1 October 1997
POLLUTION CONTROL AND ENVIRONMENTAL PERMITTING
5-1. POLLUTION CONTROL CONSIDERATIONS. The major problem with the public's
acceptance of waste incineration has been the issue of pollution. As a result of increased
apprehension, the waste incineration industry has one of the most stringent sets of air emissions
and residue disposal regulations of all industries.
a. Comparative Efficiencies. Figure 5-1 shows the comparative efficiencies of the various
types of particulate removal technologies in use. As regulations become more stringent, designers
are required to use more sophisticated systems for achieving 80-90% removal of acids formed,
higher efficiency removal of particulates, and the associated removal of any chemicals that may
adhere to the particulates.
b. Current Regulations.
(1) The most recent regulations use the Best Available Control Technology (BACT, see
section 5-3) to establish the minimum performance limits.
(a) The most recent of these regulations is the revised Clean Air Act, 40CFR
Parts 51, 52, and 60 dated July 1, 1996. The regulations continue to be revised, requiring the
designer to keep up to date with the latest revisions and their application to the facility proposed.
(b) The current regulations apply to municipal waste combustors (MWC's) with a
capacity greater than 250 tpd. Comparable regulations appropriate to smaller facilities will be
issued, and the planning of any new facility for the incineration of municipal-type waste must
provide for pollution control equipment.
(c) Additional considerations for required permits are discussed in appendix C.
(2) Many states also require continuous emission monitoring equipment for the pollutants of
concern. It is imperative that the project planning effort determine all applicable federal, state and
local regulations for the new facility.

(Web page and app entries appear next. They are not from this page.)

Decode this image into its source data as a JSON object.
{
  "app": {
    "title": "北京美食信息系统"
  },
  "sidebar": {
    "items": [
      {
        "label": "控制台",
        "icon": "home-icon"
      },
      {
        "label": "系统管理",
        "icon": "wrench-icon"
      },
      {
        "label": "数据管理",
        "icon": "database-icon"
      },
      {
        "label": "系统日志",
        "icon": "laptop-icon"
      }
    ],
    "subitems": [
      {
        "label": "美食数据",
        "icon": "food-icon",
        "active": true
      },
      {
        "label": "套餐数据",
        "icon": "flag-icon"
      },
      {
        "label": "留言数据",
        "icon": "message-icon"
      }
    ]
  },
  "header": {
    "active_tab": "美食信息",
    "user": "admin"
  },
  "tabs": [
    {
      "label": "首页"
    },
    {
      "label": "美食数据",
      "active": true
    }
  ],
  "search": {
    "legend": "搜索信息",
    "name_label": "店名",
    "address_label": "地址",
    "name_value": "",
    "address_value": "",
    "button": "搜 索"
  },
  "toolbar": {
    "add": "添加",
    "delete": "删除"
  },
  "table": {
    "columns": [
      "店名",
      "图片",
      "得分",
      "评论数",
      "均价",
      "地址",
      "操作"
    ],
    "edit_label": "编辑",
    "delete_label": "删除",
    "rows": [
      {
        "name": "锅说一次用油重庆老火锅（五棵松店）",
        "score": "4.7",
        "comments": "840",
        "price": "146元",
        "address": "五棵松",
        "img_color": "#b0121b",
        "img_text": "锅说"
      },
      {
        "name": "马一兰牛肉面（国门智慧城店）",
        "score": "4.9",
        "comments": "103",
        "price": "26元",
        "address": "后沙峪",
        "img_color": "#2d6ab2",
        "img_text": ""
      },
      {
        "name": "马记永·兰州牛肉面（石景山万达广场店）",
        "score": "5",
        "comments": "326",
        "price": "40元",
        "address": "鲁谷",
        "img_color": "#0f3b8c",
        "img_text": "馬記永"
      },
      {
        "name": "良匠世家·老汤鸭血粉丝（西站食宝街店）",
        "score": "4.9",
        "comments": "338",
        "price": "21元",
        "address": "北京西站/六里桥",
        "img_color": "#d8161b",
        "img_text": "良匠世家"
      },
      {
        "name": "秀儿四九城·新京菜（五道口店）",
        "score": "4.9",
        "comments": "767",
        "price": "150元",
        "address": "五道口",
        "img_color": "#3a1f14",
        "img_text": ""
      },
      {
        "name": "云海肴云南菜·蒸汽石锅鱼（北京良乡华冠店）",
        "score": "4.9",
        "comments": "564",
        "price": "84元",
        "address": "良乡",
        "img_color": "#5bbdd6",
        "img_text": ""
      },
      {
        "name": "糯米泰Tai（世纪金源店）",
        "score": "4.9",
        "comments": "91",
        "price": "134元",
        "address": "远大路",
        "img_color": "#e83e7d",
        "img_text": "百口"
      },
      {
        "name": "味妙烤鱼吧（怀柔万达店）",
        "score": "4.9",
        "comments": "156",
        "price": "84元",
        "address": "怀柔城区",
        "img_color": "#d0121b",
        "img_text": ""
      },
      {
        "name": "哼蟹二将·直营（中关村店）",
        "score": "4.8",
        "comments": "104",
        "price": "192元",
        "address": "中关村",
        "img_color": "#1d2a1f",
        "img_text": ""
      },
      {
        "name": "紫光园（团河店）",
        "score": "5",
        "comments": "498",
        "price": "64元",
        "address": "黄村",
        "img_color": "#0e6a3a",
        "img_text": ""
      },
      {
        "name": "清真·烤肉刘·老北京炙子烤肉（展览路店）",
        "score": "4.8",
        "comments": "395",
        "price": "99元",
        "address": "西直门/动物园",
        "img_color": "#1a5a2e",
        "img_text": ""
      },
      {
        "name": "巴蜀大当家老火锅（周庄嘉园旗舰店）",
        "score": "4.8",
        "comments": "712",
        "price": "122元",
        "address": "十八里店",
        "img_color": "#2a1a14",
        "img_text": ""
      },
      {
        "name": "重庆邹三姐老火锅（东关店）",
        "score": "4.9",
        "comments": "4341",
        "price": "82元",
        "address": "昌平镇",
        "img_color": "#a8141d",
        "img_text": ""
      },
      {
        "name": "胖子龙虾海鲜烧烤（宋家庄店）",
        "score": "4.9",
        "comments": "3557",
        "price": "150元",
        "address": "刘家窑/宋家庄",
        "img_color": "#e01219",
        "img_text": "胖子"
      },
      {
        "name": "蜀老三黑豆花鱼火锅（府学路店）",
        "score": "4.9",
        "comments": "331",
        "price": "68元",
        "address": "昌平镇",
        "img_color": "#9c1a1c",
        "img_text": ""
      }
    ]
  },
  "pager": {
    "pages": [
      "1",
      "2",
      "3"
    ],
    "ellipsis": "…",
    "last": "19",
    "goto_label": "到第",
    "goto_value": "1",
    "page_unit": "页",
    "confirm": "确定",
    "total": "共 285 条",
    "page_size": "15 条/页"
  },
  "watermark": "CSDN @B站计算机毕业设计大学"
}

5-2. POLLUTION CONTROL EQUIPMENT. The devices discussed in the following paragraphs
are schematically illustrated in figure 5-2. Many of these devices are covered in their respective
military design manuals and procurement guide specifications.
(1) A particle separation cyclone is a common and inexpensive device for control of large
particulates. It has a conical shape and imparts a swirling action to the gases to remove the
particulates. The cleaned gas is extracted from the center of the vortex and the ash falls out of the
bottom of the cone.